Included in our list of black horse breeds, the Merens horse is native to northern Spain and southern France. These hardy horses have been used for years to transport people and goods throughout the mountains.
They typically stand between 14.1-15.1 hands, but some may be smaller. Though they have elegant, yet sporty builds, they are known for their strength and can only be registered if they are black. Today, they are commonly used for riding and driving.
The Monchino horse is native to Valle de Guriezo in the Cantabria region of Spain. Monchino, which means highlander, is where they come from.
This breed typically roams free, with a few horses domesticated for riding or meat. They are said to have a docile temperament and often stand around 14 hands, coming in bay and black. Though they have been around for a long time, they are considered to be endangered.

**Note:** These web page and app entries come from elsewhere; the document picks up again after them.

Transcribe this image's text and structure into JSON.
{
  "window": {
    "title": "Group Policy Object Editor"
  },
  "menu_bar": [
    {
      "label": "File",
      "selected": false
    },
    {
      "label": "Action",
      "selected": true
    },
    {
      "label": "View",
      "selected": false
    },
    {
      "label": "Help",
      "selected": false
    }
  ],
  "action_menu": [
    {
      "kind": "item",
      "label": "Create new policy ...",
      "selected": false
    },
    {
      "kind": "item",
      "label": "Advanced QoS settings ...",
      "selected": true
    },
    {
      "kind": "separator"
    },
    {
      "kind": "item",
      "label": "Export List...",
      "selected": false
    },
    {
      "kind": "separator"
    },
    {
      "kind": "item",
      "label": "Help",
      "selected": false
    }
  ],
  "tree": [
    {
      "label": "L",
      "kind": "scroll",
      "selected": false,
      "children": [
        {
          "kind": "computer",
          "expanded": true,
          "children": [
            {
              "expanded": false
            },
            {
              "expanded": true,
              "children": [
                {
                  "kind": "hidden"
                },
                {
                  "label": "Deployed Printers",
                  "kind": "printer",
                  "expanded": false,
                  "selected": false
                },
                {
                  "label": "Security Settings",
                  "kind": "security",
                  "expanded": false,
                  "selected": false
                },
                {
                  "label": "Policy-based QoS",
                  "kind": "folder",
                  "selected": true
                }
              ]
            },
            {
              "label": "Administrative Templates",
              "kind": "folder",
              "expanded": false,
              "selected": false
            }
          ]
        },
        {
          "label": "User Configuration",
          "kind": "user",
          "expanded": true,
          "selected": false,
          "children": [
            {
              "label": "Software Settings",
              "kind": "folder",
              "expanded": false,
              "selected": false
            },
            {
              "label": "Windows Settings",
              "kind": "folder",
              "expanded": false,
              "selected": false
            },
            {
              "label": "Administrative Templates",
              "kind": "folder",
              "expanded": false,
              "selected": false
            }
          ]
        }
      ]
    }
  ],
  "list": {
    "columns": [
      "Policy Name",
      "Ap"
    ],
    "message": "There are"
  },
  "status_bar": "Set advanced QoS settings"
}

Native to the Andalusian region of Spain, the rare Retuerta horse is said to have descended from Iberian horses. They are considered to be one of the oldest breeds native to Europe.
Standing around 16 hands, the Retuerta has a sturdy build. Though some have been domesticated for riding and agricultural work, most of them roam free. They are most commonly found in the Donana National Park.
The Pottok or Pottoka pony is native to the Basque mountain area in the Pyrenees region. They are believed to be descendants of the horses depicted in ancient cave paintings.
These sturdy ponies typically stand around 11-14.2 hands. Though they were once commonly used as pit ponies, they are now being used as riding mounts for children and are becoming more common. Due to their hardy nature, some of these ponies still roam in the wild.
Spanish Horses Have Influence Many Worldwide Horse Breeds
Spanish horses have also played a significant role in many other breeds. Many American Mustangs have Spanish blood in them, from when the Spanish first brought their horses to the continent of North America in the early 1500s.
Paso Finos and Purvian Pasos both owe their origins to Spanish horses. These two gaited breeds were developed from the stock of Spanish horses conquistadors brought over. Over the years through careful breeding, the two breeds were created.
Even the world-famous Lipizzaner horses were developed from Spanish horses. In 1580, Spanish horses were brought to the Imperial Stud in Lipizza. Until the 18th century, Spanish horses, like the Andalusian, continued to be bred into Lippizaner stock, which was originally referred to as Karst or Spanish Karst.
Many people associate the Andalusian with the Lusitano. Though closely related to the Andalusian, the Lusitano horse is from Lusitania, which today is part of Portugal. In fact, the Lusitano and Andalusian shared the same studbook for a long time.
It wasn’t until 1967 that Spanish and split the studbook, separating the two breeds. Before the split, the horses were known as Andalusians or Iberian horses. After splitting, the Portuguese section of the Iberian horse became the Lusitano.
Also, read our interesting guide on Portuguese horse breeds.
Today, many breeds can be traced back to have some Spanish blood in their pedigrees, even if it is just a small amount. Spain has a long history of horses and continues to play an important role in the equestrian world.